Element data from apps and pages
----------------
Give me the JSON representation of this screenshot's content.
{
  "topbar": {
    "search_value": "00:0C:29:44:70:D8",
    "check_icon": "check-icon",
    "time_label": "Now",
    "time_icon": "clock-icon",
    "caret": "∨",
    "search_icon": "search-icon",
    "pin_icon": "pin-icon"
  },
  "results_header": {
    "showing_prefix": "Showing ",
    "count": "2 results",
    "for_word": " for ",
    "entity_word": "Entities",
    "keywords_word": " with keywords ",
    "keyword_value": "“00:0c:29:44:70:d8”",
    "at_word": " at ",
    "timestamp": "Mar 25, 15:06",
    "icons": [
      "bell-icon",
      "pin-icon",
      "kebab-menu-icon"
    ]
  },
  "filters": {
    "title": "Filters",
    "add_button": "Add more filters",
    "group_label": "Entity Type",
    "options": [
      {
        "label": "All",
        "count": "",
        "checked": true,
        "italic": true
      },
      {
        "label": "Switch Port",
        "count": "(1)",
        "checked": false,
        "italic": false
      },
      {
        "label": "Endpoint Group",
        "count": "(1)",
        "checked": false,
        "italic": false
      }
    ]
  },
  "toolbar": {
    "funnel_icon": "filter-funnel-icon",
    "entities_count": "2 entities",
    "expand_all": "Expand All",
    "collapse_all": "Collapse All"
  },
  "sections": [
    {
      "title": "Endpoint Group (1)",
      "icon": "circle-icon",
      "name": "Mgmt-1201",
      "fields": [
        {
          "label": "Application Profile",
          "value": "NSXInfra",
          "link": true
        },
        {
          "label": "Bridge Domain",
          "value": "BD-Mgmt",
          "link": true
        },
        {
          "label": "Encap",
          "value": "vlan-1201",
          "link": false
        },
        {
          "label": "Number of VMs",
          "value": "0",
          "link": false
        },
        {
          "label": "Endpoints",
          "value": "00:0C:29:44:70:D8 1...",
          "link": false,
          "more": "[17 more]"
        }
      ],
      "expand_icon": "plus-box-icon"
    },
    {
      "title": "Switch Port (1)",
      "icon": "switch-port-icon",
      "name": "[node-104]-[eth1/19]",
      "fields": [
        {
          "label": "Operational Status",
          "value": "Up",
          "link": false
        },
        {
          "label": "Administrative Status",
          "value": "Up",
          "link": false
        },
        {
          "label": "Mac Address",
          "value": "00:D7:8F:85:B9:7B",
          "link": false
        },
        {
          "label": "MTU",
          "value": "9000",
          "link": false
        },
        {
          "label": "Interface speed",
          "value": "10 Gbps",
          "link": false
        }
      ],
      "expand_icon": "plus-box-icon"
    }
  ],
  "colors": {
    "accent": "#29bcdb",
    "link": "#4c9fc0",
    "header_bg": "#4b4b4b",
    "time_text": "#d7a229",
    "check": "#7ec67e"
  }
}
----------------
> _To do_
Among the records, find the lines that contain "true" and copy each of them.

> _Answer to this task_
        "checked": true,
        "italic": true
          "link": true
          "link": true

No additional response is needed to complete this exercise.